I write on behalf of Eco-Sys Action (an organisation that raises eco-awareness with children around the world) and refer to Simon Parry's excellent article ('Sea change for Ocean Park?', September 19) on the park's decision not to import beluga whales.
Maybe the surveys it commissioned should have asked one single and simple question: 'Do you think that it is right to take animals from their natural habitat and put them in a cage or an aquarium?'
The main point in the beluga whale saga is not sustainability but the wrong message such imports send to the whole community.
Ocean Park has set an important example to other mushrooming aquariums across the world and especially on the mainland and has now become a respected leader for its ethics and commitment to preserving our planet. We can be proud of such a positive move.
It can also be a turning point in educating people in Hong Kong, especially children, about protecting wild animals.
People should not see organisations opposing the imports as 'animal extremists' but instead understand that taking animals from the wild must be something from the past.
Respected zoos and aquariums have already stopped such practices and instead exchange animals born in captivity in well-managed programmes.
We have not heard much about children, although they are important customers of Ocean Park.
Children have more common sense than adults, and it may be time to listen to them.
Schools should set up children's environmental groups that voice their concern or approval on wildlife issues in Hong Kong. The city would soon become a world leader in animal conservation.
We must help children to take their future into their hands.
Their message will be more powerful than those of any groups involved in conservation, just like when Disneyland decided not to sell shark's fin soup at its restaurants a few years ago when students started voicing their concern.
Also I would like to congratulate Renata Snow ('Why Ocean Park was right in deciding not to import whales', September 20) for showing the power of youth.

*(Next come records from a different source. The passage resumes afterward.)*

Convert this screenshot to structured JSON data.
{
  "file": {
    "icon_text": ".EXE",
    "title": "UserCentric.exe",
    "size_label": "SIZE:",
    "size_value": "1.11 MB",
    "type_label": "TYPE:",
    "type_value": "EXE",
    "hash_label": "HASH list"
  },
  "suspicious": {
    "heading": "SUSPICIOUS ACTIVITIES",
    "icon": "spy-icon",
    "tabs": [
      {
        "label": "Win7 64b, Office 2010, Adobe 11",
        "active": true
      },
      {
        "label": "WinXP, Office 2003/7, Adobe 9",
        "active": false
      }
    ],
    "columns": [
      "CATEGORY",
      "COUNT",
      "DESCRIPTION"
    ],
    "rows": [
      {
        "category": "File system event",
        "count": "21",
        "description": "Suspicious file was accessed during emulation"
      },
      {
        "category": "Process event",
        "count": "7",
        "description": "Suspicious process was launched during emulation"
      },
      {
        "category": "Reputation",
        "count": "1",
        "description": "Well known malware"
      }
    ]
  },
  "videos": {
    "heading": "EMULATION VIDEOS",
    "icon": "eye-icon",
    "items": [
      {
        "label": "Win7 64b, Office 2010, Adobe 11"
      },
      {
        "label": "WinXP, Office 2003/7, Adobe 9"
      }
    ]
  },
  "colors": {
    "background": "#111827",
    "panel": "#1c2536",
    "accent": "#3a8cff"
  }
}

Christian Pilard, Eco-Sys ActionTopics: Environment Environment Biology Zoology Fish Ocean Park Environment